### [Task prompt]
Exactly how many lines in this material contain the string "screenshot"? Reply with the number alone.

### [Data records]
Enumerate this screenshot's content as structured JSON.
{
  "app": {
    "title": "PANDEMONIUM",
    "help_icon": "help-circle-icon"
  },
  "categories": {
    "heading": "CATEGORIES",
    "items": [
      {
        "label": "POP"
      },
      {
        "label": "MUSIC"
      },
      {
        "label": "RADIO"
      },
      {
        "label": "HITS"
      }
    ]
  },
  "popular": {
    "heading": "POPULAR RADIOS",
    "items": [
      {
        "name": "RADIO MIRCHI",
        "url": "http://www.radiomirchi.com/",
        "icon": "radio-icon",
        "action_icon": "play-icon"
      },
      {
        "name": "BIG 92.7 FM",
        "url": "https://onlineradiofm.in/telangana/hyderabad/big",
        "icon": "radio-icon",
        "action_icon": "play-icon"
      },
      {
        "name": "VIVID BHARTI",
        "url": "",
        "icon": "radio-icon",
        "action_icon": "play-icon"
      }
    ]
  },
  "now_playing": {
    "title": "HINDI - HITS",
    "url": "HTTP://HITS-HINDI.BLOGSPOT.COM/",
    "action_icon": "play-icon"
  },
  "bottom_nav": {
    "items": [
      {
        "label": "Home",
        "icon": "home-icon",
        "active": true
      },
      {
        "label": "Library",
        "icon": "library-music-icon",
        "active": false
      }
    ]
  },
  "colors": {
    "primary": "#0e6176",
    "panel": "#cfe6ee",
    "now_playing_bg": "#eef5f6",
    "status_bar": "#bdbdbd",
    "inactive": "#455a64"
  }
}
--
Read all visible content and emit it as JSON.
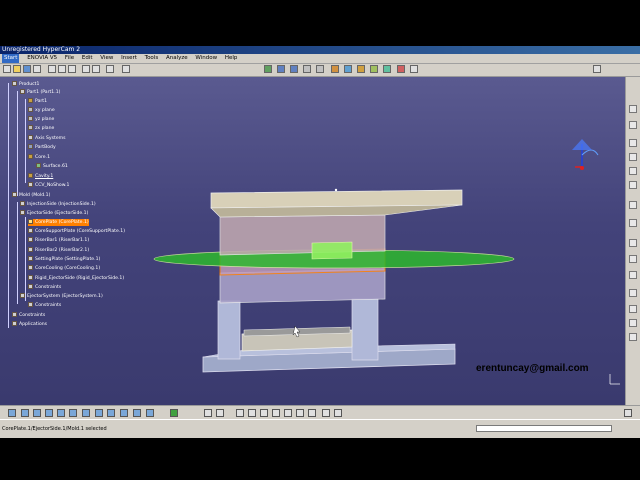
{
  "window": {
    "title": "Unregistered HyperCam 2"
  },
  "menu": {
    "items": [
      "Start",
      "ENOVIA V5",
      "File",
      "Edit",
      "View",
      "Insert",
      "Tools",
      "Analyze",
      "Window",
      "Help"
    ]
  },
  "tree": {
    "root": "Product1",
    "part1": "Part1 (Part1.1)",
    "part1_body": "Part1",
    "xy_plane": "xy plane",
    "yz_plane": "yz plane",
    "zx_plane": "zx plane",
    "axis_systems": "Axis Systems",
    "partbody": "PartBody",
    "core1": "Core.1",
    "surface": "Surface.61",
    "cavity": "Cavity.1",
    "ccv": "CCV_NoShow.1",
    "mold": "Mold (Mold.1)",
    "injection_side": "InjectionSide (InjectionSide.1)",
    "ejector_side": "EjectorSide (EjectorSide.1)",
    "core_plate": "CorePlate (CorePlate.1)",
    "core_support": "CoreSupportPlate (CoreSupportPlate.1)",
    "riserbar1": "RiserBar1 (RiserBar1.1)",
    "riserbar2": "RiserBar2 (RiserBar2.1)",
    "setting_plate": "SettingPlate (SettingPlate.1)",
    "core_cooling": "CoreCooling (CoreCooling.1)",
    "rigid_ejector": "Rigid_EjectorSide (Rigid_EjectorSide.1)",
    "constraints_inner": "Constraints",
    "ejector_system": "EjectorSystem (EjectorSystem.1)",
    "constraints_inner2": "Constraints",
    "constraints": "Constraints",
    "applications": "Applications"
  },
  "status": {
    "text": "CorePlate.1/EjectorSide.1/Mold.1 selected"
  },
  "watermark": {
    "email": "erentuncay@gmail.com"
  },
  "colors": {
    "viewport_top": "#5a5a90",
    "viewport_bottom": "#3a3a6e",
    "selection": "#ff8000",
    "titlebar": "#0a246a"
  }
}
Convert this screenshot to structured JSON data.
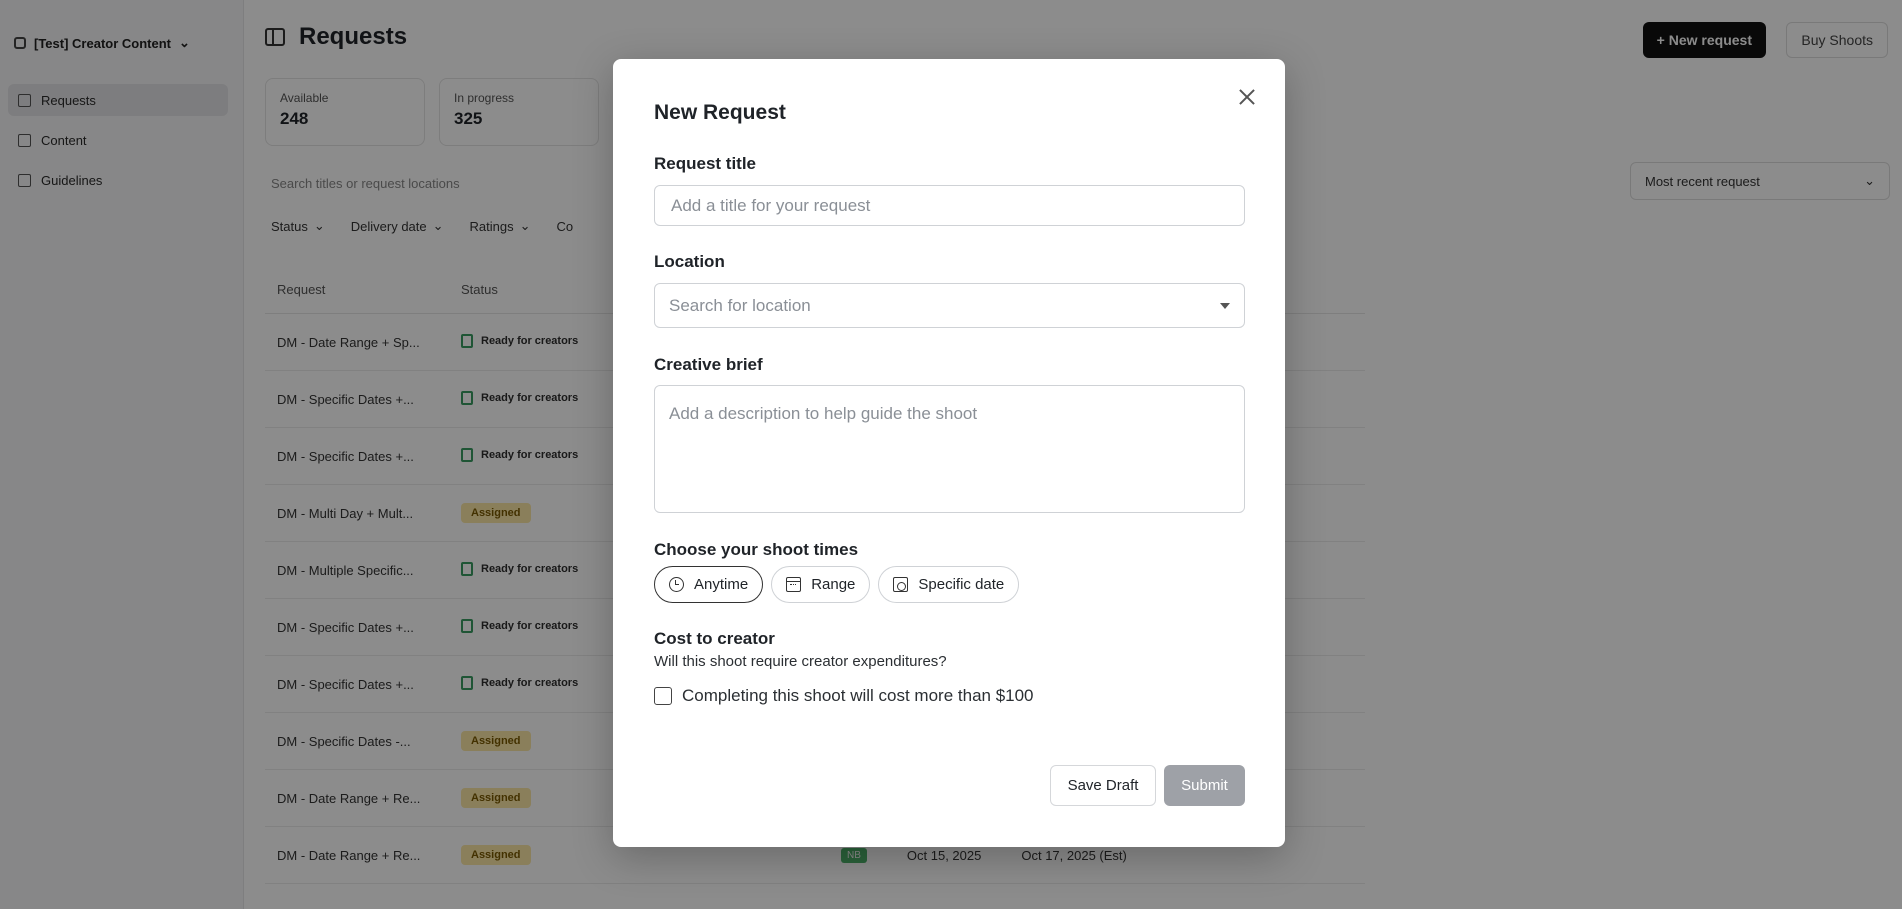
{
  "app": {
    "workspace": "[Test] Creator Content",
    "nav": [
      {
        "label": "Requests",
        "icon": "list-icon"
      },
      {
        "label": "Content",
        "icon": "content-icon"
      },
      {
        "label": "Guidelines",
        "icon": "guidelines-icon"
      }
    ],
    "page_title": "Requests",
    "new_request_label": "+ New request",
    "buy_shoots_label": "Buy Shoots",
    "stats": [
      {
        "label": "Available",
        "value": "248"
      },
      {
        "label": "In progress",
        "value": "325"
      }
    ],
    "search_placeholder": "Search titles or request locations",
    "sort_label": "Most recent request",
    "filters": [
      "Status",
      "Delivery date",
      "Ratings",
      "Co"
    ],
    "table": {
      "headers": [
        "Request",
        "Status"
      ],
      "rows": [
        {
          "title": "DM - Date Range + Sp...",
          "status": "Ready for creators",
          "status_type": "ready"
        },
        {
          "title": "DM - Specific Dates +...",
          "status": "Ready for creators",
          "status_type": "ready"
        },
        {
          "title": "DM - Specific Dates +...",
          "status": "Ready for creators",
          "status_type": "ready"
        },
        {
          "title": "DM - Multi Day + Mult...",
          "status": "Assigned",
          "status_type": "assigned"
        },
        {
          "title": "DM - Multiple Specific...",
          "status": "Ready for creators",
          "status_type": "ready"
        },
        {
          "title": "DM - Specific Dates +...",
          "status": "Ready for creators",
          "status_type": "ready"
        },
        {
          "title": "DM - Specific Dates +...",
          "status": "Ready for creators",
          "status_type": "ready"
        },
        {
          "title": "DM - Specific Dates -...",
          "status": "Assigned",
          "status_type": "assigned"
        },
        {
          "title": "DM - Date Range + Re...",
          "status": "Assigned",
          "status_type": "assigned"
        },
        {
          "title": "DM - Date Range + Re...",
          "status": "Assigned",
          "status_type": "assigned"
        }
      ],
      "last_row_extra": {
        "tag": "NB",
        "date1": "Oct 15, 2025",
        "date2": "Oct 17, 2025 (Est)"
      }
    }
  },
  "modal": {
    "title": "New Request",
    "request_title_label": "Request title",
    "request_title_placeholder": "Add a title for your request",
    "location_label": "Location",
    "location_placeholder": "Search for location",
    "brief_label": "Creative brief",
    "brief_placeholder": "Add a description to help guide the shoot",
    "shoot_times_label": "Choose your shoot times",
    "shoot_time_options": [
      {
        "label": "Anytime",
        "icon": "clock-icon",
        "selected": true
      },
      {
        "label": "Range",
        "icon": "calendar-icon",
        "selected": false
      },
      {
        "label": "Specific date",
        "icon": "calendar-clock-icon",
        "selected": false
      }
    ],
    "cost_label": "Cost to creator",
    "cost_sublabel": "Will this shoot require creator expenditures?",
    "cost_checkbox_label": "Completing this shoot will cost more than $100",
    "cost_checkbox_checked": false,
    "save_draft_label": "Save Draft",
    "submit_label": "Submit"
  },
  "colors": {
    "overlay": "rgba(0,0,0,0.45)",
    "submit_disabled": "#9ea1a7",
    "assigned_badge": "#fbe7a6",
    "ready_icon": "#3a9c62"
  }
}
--
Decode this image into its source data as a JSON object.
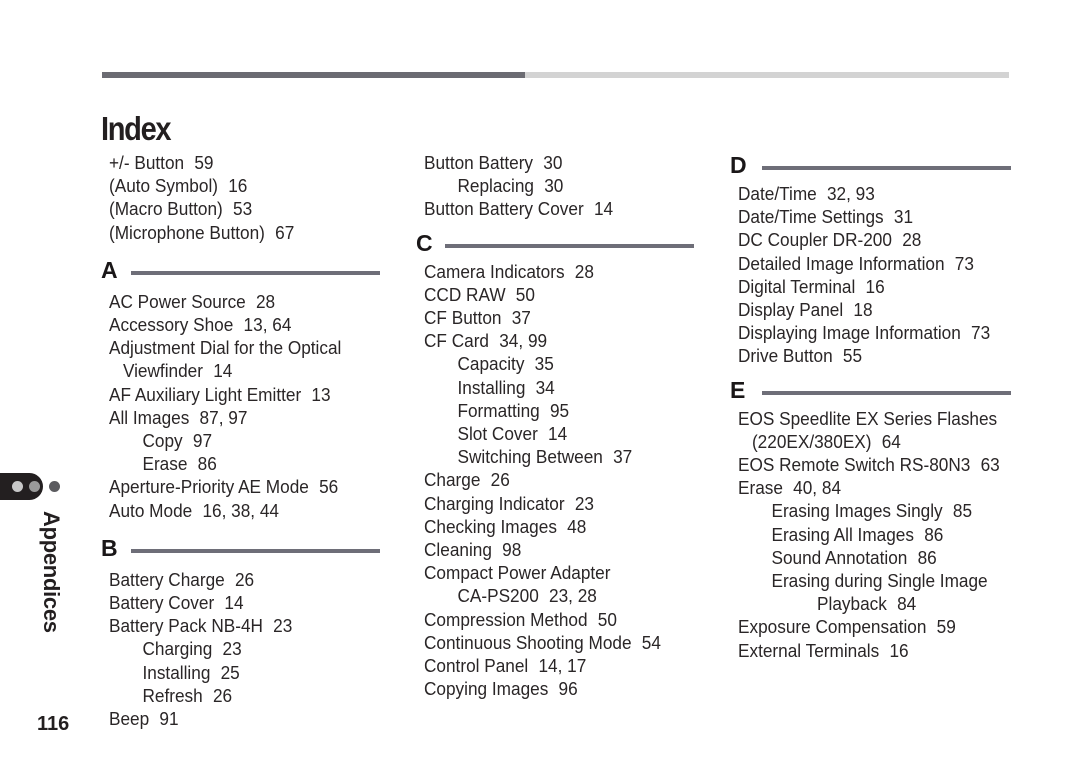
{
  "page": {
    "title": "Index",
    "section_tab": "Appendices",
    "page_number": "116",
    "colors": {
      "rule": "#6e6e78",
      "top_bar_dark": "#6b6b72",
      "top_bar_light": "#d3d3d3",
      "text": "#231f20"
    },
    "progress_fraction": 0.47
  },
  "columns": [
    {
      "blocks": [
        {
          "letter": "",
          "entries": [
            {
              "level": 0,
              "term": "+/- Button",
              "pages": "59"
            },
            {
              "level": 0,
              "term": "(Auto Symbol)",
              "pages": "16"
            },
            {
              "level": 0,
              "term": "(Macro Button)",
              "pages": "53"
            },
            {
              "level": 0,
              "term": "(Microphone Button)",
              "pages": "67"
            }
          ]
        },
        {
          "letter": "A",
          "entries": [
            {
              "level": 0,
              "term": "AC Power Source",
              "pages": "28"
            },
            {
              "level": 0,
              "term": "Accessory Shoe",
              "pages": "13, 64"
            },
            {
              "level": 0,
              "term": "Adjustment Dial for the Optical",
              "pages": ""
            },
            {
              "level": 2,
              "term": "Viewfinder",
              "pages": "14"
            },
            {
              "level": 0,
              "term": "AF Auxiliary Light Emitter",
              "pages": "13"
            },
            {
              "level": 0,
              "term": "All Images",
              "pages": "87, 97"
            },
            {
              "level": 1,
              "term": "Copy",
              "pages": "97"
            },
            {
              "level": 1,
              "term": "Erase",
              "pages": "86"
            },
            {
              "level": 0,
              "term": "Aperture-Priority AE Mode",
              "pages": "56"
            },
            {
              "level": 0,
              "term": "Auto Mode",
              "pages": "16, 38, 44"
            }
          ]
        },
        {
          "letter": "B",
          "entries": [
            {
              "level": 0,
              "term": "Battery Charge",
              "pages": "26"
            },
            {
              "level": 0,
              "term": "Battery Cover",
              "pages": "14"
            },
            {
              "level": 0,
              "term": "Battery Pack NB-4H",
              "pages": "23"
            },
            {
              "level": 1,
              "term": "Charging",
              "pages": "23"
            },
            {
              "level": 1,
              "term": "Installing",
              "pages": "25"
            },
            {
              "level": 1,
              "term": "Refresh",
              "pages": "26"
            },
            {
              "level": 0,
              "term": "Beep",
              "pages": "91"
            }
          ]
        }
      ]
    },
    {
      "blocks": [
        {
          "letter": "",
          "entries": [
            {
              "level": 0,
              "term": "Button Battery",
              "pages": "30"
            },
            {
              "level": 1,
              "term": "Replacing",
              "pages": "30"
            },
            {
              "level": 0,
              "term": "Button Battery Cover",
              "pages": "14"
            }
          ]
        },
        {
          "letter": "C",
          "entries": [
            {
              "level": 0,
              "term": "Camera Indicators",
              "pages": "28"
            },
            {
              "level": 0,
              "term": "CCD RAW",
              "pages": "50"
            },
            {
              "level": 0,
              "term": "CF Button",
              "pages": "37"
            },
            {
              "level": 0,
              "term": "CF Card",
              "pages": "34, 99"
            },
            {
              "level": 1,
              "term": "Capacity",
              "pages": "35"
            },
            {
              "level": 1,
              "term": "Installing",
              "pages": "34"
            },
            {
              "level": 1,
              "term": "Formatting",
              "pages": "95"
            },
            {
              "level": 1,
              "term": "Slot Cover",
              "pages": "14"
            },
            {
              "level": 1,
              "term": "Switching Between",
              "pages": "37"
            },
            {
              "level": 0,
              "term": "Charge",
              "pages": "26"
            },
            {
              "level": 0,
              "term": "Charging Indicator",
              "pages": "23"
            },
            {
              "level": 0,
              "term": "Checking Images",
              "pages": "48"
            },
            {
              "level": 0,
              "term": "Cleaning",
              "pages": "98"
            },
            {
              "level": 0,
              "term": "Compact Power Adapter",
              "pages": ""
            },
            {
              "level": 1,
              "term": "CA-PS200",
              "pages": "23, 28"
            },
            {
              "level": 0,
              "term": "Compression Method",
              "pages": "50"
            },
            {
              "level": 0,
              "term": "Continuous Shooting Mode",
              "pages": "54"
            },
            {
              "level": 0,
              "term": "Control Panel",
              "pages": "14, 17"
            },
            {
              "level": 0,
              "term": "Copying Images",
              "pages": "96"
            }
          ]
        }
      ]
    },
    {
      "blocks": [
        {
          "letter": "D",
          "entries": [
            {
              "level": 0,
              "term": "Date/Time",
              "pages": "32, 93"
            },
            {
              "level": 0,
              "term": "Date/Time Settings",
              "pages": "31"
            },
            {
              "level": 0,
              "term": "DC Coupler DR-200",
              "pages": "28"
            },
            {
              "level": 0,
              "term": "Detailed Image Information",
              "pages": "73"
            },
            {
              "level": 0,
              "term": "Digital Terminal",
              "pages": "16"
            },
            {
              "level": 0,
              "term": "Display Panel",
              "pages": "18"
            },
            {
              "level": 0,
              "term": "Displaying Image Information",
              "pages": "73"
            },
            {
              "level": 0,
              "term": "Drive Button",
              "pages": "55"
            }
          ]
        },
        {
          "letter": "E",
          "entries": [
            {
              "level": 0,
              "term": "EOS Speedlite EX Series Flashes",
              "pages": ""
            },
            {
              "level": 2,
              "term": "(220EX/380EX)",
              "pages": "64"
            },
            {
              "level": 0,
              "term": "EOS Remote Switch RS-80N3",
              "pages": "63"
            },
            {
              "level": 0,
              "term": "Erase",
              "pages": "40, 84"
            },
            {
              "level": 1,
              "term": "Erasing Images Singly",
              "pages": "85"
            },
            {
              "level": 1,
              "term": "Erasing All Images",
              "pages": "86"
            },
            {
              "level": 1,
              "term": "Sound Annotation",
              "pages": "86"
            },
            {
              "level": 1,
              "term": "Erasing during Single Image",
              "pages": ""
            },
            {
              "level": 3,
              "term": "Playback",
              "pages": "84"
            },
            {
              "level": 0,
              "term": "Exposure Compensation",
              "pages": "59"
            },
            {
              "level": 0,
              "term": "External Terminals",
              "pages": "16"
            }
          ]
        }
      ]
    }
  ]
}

### [Exercise answer]
2